News & Updates


Crist’s energy goals get a push

New federal policies may validate Crist’s failed ideas

By Zac Anderson 

Published: Tuesday, May 26, 2009 at 1:00 a.m.
Last Modified: Monday, May 25, 2009 at 11:52 p.m. 

One of the first things Gov. Charlie Crist did when he moved into the governor’s mansion was put solar panels on the roof.

Crist often says that he hopes every Floridian will do the same. But his efforts to help make Florida a solar-friendly state have repeatedly been knocked down in the Legislature, leaving energy reform advocates despairing.

That changed last week when the federal government stepped in with big plans for clean energy that mirror many of Crist’s goals and help validate his agenda.

Florida is hardly a leader beyond Crist’s advocacy — state lawmakers are being dragged into the renewable energy market.

But political insiders say the federal regulations may go a long way to help convince lawmakers of the need for stronger incentives so that Florida businesses can take advantage of one of the largest regulatory shifts in U.S. history, a move that will touch every sector in the economy and create unprecedented demand for clean energy solutions.

"I hope this awakens the leadership in Tallahassee that we have to be proactive," said U.S. Rep. Kathy Castor, D-Tampa, who helped pass the federal energy legislation through committee this week. "The states that are proactive will be able to draw down greater dollars for their citizens with rebates and other federal incentives, and the states won’t be subject to as many penalties."

Crist’s energy experts followed the legislation’s progress in Washington, D.C., last week.

First, President Barack Obama approved an order requiring vehicles in Florida and across the nation to get 35.5 miles per gallon on average by 2016, nearly identical to a Crist plan that was rejected by the Legislature.

Next, a congressional committee Thursday approved a plan to cap greenhouse gas emissions and require power companies to generate a percentage of their electricity from clean energy, just as Crist wanted for Florida. With Democrats controlling Congress and the White House, the comprehensive federal energy reforms seem to have a good chance of passing.

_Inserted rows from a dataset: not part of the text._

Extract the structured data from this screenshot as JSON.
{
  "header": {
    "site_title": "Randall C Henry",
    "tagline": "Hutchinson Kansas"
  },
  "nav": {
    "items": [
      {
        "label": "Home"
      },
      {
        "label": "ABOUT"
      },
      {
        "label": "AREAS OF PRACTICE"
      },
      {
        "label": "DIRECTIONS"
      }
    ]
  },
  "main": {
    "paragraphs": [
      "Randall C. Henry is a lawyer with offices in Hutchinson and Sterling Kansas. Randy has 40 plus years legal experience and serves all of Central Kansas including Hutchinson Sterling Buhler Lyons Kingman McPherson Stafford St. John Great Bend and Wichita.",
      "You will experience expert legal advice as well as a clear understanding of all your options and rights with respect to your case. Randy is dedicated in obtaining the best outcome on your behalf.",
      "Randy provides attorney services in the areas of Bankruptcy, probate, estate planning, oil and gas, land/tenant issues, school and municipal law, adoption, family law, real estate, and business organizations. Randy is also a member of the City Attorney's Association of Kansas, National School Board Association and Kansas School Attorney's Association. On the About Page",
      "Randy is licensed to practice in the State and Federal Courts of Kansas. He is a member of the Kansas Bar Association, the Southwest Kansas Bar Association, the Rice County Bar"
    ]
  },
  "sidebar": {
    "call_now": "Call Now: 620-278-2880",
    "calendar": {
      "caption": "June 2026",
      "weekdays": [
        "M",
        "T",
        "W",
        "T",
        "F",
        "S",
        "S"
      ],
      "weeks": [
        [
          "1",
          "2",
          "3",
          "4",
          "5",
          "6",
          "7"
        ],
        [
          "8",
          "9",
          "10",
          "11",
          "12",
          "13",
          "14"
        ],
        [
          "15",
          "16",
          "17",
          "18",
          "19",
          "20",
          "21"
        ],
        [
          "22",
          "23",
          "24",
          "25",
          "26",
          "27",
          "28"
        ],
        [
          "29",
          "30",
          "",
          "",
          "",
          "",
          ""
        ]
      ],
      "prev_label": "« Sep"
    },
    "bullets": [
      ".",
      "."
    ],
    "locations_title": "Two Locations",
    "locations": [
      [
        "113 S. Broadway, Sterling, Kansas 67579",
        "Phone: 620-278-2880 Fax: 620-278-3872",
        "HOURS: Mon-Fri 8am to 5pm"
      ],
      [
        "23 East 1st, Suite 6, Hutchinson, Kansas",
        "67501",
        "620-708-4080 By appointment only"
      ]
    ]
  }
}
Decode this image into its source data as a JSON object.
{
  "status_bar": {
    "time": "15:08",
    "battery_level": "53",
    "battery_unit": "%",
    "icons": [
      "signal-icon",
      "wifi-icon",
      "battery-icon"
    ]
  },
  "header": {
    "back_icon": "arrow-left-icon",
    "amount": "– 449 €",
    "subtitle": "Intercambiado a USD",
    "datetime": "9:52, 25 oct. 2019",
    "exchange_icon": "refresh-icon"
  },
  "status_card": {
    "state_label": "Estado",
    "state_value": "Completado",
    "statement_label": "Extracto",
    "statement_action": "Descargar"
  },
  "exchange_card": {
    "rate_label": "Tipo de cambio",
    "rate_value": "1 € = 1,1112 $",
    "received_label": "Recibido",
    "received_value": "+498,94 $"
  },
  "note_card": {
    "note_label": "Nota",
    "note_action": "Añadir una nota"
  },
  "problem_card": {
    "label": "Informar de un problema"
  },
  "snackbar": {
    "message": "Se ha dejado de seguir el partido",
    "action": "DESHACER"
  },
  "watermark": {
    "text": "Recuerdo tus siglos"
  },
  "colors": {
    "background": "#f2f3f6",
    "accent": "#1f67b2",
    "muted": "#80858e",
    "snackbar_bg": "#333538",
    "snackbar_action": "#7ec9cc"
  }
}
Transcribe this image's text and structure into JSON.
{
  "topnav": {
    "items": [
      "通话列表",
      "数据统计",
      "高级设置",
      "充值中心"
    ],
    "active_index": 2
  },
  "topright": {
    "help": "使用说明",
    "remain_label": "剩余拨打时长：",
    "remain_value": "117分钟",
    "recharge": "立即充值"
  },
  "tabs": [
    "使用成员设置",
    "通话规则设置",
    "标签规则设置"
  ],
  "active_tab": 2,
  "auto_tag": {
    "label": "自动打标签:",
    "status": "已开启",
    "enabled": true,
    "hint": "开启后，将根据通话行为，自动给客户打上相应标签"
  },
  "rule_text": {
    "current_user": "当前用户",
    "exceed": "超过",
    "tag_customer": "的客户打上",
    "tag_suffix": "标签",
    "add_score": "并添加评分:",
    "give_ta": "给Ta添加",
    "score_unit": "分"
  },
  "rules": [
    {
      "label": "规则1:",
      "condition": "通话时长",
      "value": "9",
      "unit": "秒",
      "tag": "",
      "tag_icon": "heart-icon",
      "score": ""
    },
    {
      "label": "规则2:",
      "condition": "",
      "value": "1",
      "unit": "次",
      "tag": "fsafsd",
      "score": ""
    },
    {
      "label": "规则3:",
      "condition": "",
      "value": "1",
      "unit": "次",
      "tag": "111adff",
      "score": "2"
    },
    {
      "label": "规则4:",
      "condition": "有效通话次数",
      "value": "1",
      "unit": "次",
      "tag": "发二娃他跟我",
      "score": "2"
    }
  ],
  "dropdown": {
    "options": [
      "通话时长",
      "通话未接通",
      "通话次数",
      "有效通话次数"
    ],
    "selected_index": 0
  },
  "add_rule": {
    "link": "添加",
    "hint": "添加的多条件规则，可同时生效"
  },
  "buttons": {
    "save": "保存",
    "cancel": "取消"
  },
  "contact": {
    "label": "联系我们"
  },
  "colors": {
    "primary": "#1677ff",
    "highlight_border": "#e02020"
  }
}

"On a broad scale, this federal legislation does practically everything we’ve been trying and failed to do in Florida," said state Rep. Keith Fitzgerald, D-Sarasota.

Department of Environmental Protection Secretary Mike Sole — the governor’s main energy point person — said the federal actions should build momentum in Tallahassee, where legislators have been cold to Crist’s plans.

"I think it’s helpful for the Legislature to see what’s happening on the national level, and I think it will help us move forward," Sole said Friday. "We’re getting geared up knowing some pretty key legislation didn’t pass this year."

Fitzgerald and other energy reform advocates say the federal rules in some ways preempt Crist’s agenda, but federal action also adds even more urgency to develop statewide clean energy incentive programs that help Florida businesses grow.

At a time when the U.S. government is poised to require cleaner technologies for power companies and heavy industry, Florida has very few businesses that could supply these products — and generate much-needed jobs. The state has not primed the market with incentive programs that are common elsewhere.

Yet business groups in Florida said this week they would be happy to let the federal government continue to take the lead on energy issues.

"We need one national standard, not a hodgepodge of state regulations," said Barney Bishop of Associated Industries of Florida. "We are concerned about the cost, but I feel better about this being done at a national level than in Florida because we shouldn’t bear all the costs."

Jerry Karnas, a Sarasota-based lobbyist for Environmental Defense, said Florida should still move forward with at least one of Crist’s energy goals, the 20 percent renewable energy by 2020 proposal. The plan in Congress requires less renewable energy that Crist wanted — 12 percent by 2020 — and will take longer than the governor sought.

On a practical level, Karnes said it is better to have the state pass its own laws. State regulators have more interaction with the utilities and can ensure greater accountability, he said.

The state legislation also provides a better road map for utilities to actually meet the target, instead of just handing them a vague goal.

"I do think that Florida will want and need its own framework for developing renewables," Karnas said. "Just because you have national goals doesn’t mean Florida has the framework to meet them."

Unlike New Jersey and California — where hundreds of millions in subsidies have been poured into the solar industry — Florida has no strong statewide incentives to help grow local renewable energy businesses and lure big players.

Florida’s $5 million solar rebate will not come close to meeting the federal mandates.

Crist may have less influence next year as a lame-duck governor running for U.S. Senate, and top Republican leaders in the House support oil drilling over expanding renewable energy.

But Sole said he expects energy reform to remain a high-profile issue in Florida.

"We’re not going to abandon some of the strong policies that we have identified," he said.